SMH Comedy Society is celebrating 20 years of laughter with a purpose. In our chat with executive director David Granirer, he explained that SMH is not just about making people laugh—it’s about teaching stand-up comedy to folks like themselves who deal with mental health issues, such as bipolar disorder. The goal is to use humour as a tool for building confidence and raising awareness about mental health. Looking back on two decades, he emphasized that SMH is more than just a comedy group; it’s a community breaking down stigma and fostering understanding.
Describe your charity/non-profit/volunteer work in a few sentences.
We teach stand-up comedy to people like myself with mental health issues (I have bipolar) as a way of building confidence and raising awareness around mental health. This year is our 20th Anniversary.
During that time we’ve trained about 300 comics and done close to 500 shows for Government, corporations, unions, the military, non-profit organizations, correctional facilities etc., and we’ve also been part of med school curriculums.
What problem does it aim to solve?
It aims to build confidence among people with mental health issues and fight public stigma.
When did you start/join it?
I started the Stand Up For Mental Health in 2004.
What made you want to get involved?
I saw how powerful stand-up comedy was – both in creating recovery for people with mental health issues and raising awareness and fighting stigma in the general public.

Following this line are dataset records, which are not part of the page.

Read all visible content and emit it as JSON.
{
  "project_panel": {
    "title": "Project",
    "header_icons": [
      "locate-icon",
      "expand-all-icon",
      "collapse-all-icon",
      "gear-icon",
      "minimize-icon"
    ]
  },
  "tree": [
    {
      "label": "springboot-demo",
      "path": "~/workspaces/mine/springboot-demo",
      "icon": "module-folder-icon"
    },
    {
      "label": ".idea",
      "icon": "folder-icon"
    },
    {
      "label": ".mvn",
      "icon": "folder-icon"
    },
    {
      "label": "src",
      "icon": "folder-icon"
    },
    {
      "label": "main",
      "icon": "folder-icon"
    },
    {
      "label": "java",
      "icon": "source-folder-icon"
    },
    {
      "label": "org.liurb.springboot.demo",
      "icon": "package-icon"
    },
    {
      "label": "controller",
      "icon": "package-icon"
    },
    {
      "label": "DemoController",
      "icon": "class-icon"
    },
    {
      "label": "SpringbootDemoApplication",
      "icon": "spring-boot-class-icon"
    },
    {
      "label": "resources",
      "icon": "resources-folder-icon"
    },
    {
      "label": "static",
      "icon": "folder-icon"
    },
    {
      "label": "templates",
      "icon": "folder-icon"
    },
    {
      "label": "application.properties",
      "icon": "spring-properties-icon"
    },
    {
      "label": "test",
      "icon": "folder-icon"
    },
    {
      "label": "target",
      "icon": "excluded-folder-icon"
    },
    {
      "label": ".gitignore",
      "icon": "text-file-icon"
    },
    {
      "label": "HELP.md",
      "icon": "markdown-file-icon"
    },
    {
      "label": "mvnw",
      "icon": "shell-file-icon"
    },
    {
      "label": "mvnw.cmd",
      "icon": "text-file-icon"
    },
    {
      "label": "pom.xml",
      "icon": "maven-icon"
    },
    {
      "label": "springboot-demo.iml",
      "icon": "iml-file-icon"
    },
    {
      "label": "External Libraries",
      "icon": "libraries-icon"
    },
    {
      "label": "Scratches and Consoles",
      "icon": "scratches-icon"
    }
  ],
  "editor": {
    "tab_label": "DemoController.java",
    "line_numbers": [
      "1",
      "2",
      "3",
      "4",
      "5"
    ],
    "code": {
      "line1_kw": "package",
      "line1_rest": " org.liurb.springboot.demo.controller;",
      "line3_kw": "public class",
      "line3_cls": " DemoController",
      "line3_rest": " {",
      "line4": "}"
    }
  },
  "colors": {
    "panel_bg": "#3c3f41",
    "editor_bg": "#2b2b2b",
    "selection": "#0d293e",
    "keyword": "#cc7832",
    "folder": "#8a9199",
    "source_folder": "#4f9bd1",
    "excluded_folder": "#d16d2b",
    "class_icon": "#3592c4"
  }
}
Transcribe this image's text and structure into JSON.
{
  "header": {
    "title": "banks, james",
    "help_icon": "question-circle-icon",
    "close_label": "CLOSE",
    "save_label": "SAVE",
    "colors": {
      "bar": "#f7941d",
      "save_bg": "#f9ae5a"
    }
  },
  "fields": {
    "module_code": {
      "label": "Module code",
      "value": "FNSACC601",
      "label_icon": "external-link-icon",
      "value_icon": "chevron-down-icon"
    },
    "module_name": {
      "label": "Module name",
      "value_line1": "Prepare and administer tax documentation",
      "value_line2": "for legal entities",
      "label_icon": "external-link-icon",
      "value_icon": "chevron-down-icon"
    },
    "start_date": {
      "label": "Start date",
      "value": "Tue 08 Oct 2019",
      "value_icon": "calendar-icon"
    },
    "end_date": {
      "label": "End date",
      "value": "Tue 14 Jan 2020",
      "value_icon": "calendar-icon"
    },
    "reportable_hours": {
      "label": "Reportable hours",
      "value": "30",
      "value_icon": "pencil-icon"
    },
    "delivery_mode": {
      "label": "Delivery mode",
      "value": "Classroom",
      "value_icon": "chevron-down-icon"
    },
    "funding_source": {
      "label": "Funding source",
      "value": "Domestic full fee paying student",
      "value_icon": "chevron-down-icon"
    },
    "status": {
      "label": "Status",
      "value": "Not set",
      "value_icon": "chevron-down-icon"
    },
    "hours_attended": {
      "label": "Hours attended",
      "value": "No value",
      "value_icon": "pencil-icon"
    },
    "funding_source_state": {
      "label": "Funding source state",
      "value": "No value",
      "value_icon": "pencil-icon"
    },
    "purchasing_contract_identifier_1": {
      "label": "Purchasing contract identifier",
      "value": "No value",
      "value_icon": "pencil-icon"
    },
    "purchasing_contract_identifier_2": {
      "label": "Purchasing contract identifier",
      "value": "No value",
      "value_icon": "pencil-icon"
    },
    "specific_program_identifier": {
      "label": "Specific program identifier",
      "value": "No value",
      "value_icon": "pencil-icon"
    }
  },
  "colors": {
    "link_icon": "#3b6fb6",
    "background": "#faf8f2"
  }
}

People come to our shows and gain a totally different perspective on mental health. They see people with labels like “bipolar” “schizophrenia” “OCD” etc and they’re funny, likeable, courageous, and friendly, all the things people normally don’t associate with people with mental health conditions.
The best compliment I ever had was when I heard this guy say, “That comic with schizophrenia was hilarious,” and how often do you hear hilarious and schizophrenia in the same sentence?
What was the situation like when you started?
There was much more stigma and discrimination against people with mental health issues.
How has it changed since?
There is more public awareness and people understand more about what it means to have a mental health condition.
What more needs to be done?
More public education, including more SMH shows!!
How can our readers help?
They can come to our shows and help spread the word!
Do you have any events coming up?
Yes – we have our 20th Anniversary show on April 13 at 7 pm at the Hastings Racecourse and Casino 188 N Renfrew in Vancouver.
Tickets are $20.00.
Where can we follow you?
PAY IT FORWARD: What is an awesome local charity that you love?
The Crisis Centre of BC – I was a trainer there for about 10 years. 🙂